Suppose you want to describe to a friend the way in which a dog runs. You could just say:
.i lo gerku cu bajra
The dog does run. (".i" merely clarifies the beginning of a new sentence)
The dog runs.
This is totally accurate, but not very descriptive. Fortunately, Lojban allows you to connect gismu (root words) together in a way similar to adjectives and adverbs, but even easier. If you wanted to specify the color of the dog, you could modify the previous statement to say:
.i lo xekri gerku cu bajra
The black-type dog does run.
The black dog runs.
This is significantly more descriptive. Since combining words in this way to form an idea is so simple, order is important. Notice what happens if "black" and "dog" are reversed:
.i lo gerku xekri cu bajra
The dog-type black-thing does run.
The dog-like blackness runs.
The meaning has changed: the thing that is running is not necessarily a dog, but something black that is merely dog-like, insinuating that you don't really know what black thing it is that's running, but merely that it looks like a dog.
If you also wanted to comment on how the dog is running, you could use the same technique, as in:
.i lo xekri gerku cu sutra bajra

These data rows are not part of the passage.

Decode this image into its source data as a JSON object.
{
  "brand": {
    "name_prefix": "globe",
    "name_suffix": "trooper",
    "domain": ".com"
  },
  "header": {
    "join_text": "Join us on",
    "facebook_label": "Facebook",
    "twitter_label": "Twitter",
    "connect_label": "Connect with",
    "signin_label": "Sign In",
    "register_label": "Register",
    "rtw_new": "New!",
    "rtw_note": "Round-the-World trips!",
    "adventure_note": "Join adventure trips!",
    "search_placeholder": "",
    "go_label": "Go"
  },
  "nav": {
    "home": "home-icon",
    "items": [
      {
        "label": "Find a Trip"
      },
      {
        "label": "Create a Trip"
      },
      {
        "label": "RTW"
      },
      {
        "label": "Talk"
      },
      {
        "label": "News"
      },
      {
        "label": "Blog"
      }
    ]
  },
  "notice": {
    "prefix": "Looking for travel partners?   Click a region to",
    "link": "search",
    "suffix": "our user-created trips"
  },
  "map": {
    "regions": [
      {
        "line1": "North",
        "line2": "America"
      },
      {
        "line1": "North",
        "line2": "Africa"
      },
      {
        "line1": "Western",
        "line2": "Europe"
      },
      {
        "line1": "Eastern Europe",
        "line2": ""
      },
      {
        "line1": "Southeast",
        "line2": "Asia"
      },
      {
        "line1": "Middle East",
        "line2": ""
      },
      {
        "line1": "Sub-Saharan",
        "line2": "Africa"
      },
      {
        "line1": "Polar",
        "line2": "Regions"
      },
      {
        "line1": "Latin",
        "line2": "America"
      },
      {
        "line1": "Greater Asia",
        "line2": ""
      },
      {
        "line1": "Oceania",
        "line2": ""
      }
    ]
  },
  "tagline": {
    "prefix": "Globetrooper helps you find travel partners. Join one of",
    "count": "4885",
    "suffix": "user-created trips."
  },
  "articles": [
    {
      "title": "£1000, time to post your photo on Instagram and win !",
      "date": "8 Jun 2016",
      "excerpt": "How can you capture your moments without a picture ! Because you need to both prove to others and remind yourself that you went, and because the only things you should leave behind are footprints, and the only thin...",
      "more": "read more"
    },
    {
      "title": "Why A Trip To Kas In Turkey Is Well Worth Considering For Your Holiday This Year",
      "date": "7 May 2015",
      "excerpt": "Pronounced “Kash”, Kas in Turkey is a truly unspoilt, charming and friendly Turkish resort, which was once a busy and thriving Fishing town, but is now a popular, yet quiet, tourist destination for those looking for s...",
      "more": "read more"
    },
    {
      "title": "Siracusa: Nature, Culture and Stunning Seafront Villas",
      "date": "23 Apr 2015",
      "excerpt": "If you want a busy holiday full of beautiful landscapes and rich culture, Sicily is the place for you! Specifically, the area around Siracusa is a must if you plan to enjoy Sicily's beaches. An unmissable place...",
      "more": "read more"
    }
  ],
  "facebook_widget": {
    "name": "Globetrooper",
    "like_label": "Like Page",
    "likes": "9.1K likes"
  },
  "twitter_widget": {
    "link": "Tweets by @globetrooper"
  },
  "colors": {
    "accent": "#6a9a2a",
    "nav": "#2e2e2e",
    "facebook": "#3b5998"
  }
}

The black-type dog does quick-type run.
The black dog quickly runs.
.i lo xekri gerku cu mutce sutra bajra
The black-type dog does much-type quick-type run.

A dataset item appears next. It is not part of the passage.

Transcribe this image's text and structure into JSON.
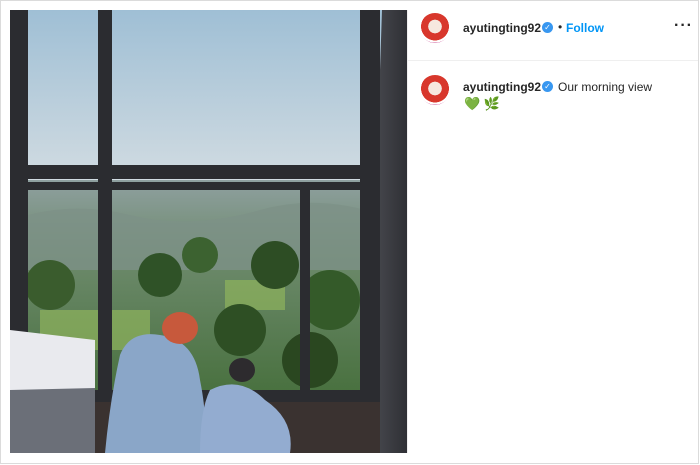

The black dog very quickly runs.
This kind of convenient word combination in Lojban is one of the reasons for the cmavo 'cu' (translated as "does"). Without we have:
.i lo xekri gerku mutce sutra bajra
The black-type dog-type much-type fast-type run-thing.
In other words, Lojban word rules turn the statement into a long compound noun, while adding a 'cu' separates the ideas into a valid statement.